For governments, the crisis also provided an avenue to exercise extraordinary powers, the likes of which we haven’t seen since WWII. We could debate for days the wisdom, the net benefits and the scientific merit behind the extreme measures that were passed in most of Europe and the rest of the world to combat the virus. We could compare and contrast the available research, the projected efficacy of the various shutdowns, from schools to small shops, and the various expert opinions and papers on the matter. Of course, in order to do that, we’d have to dig up these facts and figures ourselves, as in most cases, they were never provided to the public in their fullness before the new rules went into effect, as a justification of the governments’ actions.
However, what cannot be disputed is the swiftness and the scale of the measures and the degree of muscle flexing that governments displayed. Especially in Europe, entire nations were forced to a standstill within days, business were closed by executive decree and under pain of imprisonment, while civilians were ordered to isolate themselves in their own homes. In Spain, police drones are flying over empty streets to ensure compliance to the new rules. In France, citizens cannot leave their homes without a special form they must fill out stating their reason for going out. In Greece, a country with a total of 5 deaths since the onset of the disease, there have been 143 arrests for non-compliance with the new rules within 5 days of their enforcement.
Whether one agrees that these steps are needed to protect public health or believes them to be overreactions is entirely beside the point.
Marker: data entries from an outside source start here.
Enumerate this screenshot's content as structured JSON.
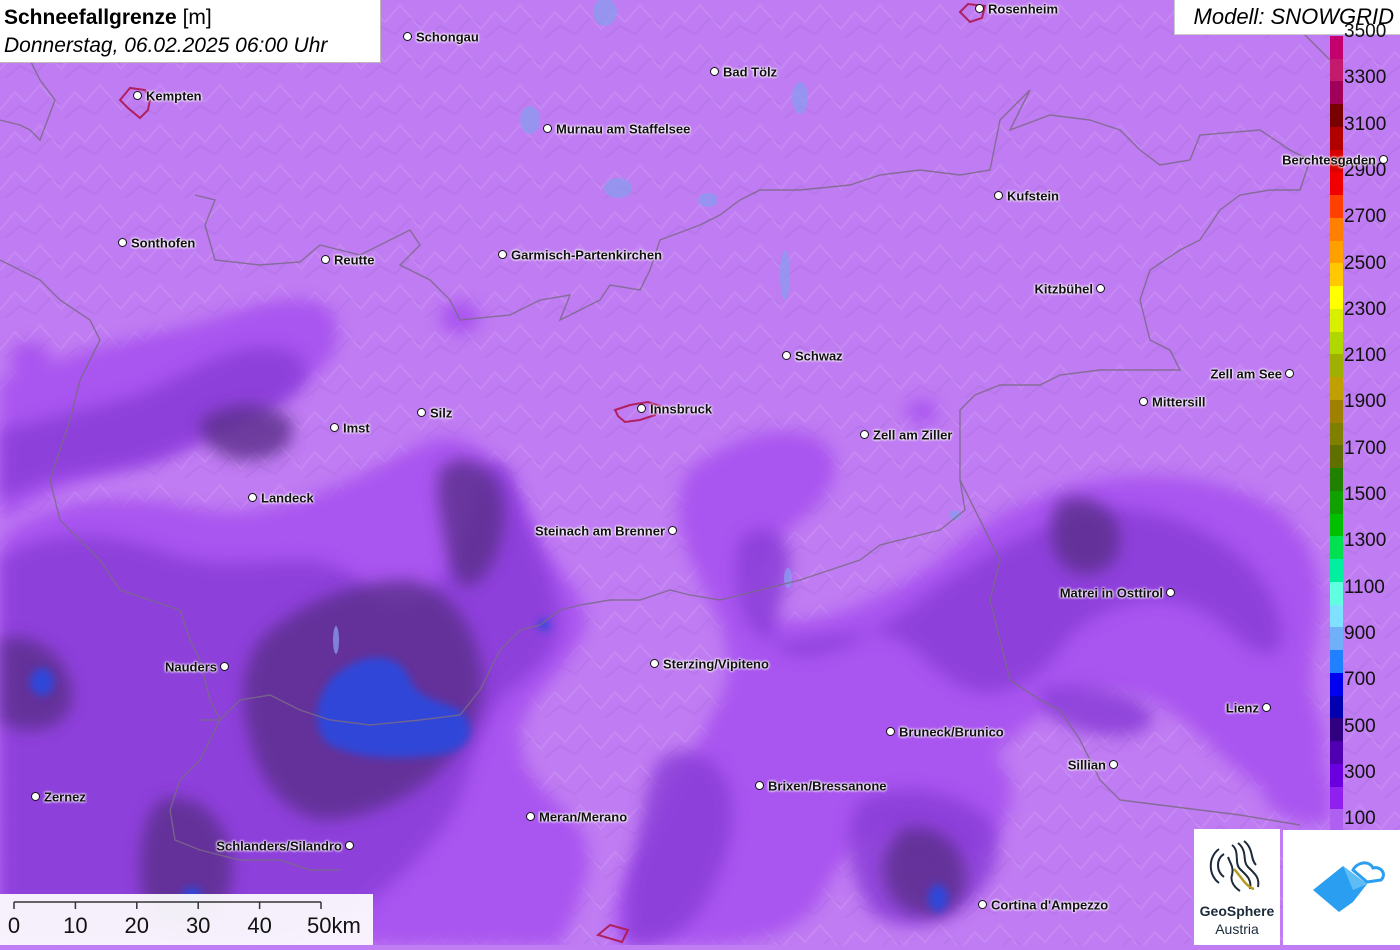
{
  "header": {
    "title_bold": "Schneefallgrenze",
    "title_unit": "[m]",
    "date": "Donnerstag, 06.02.2025 06:00 Uhr"
  },
  "model": {
    "label": "Modell: SNOWGRID"
  },
  "legend": {
    "labels": [
      "3500",
      "3300",
      "3100",
      "2900",
      "2700",
      "2500",
      "2300",
      "2100",
      "1900",
      "1700",
      "1500",
      "1300",
      "1100",
      "900",
      "700",
      "500",
      "300",
      "100"
    ],
    "colors": [
      "#c4006e",
      "#c41a6e",
      "#a0005a",
      "#7a0000",
      "#b00000",
      "#d80000",
      "#f00000",
      "#ff4000",
      "#ff8000",
      "#ffa000",
      "#ffc800",
      "#ffff00",
      "#d8f000",
      "#b0d800",
      "#a0b000",
      "#c0a000",
      "#a08000",
      "#808000",
      "#607000",
      "#208000",
      "#10a000",
      "#00c000",
      "#00e050",
      "#00f0a0",
      "#60ffe0",
      "#80e0ff",
      "#70b0f8",
      "#2080ff",
      "#0000f0",
      "#0000b0",
      "#300080",
      "#5000b0",
      "#6a00e0",
      "#9020f0",
      "#b060f0"
    ]
  },
  "cities": [
    {
      "name": "Rosenheim",
      "side": "right"
    },
    {
      "name": "Schongau",
      "side": "right"
    },
    {
      "name": "Kempten",
      "side": "right"
    },
    {
      "name": "Bad Tölz",
      "side": "right"
    },
    {
      "name": "Murnau am Staffelsee",
      "side": "right"
    },
    {
      "name": "Berchtesgaden",
      "side": "left"
    },
    {
      "name": "Kufstein",
      "side": "right"
    },
    {
      "name": "Sonthofen",
      "side": "right"
    },
    {
      "name": "Reutte",
      "side": "right"
    },
    {
      "name": "Garmisch-Partenkirchen",
      "side": "right"
    },
    {
      "name": "Kitzbühel",
      "side": "left"
    },
    {
      "name": "Schwaz",
      "side": "right"
    },
    {
      "name": "Zell am See",
      "side": "left"
    },
    {
      "name": "Mittersill",
      "side": "right"
    },
    {
      "name": "Innsbruck",
      "side": "right"
    },
    {
      "name": "Silz",
      "side": "right"
    },
    {
      "name": "Imst",
      "side": "right"
    },
    {
      "name": "Zell am Ziller",
      "side": "right"
    },
    {
      "name": "Landeck",
      "side": "right"
    },
    {
      "name": "Steinach am Brenner",
      "side": "left"
    },
    {
      "name": "Matrei in Osttirol",
      "side": "left"
    },
    {
      "name": "Nauders",
      "side": "left"
    },
    {
      "name": "Sterzing/Vipiteno",
      "side": "right"
    },
    {
      "name": "Lienz",
      "side": "left"
    },
    {
      "name": "Bruneck/Brunico",
      "side": "right"
    },
    {
      "name": "Sillian",
      "side": "left"
    },
    {
      "name": "Brixen/Bressanone",
      "side": "right"
    },
    {
      "name": "Zernez",
      "side": "right"
    },
    {
      "name": "Meran/Merano",
      "side": "right"
    },
    {
      "name": "Schlanders/Silandro",
      "side": "left"
    },
    {
      "name": "Cortina d'Ampezzo",
      "side": "right"
    }
  ],
  "scale": {
    "ticks": [
      "0",
      "10",
      "20",
      "30",
      "40",
      "50km"
    ]
  },
  "logos": {
    "geosphere_line1": "GeoSphere",
    "geosphere_line2": "Austria"
  }
}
The fact remains that such restrictions on free movement and the suspension of basic rights are unheard of during peacetime and the ease and speed with which they came to pass should at least make us stop and think.
None of this is meant to be construed as an offhand dismissal of the risks of the disease. It is not an encouragement to behave irresponsibly and to act against common sense, nor do I think that any number of deaths, no matter how low, is ever to be considered as “insignificant”. However, I do feel that the health risks resulting from this virus, considerable as they may be, are of a temporary nature. By contrast, the risks resulting from the governments’ reaction to it are likely to last much longer and take a much higher toll down the line, and not just from the vulnerable groups, but from all of us.
It therefore worth pondering, if there really is such a thing as a delicate balance to be struck between liberty and security. History has taught us that “emergency” powers and “temporary” measures tend to stick around long after the crisis that gave birth to them has passed. We saw this with the PATRIOT Act, we saw it with the extraordinary monetary policies that central banks maintained for a decade after the 2008 crash. History has also taught us that trading liberty for safety is always a losing deal, and as Benjamin Franklin once observed, those who do, deserve neither.
Claudio Grass, Hünenberg See, Switzerland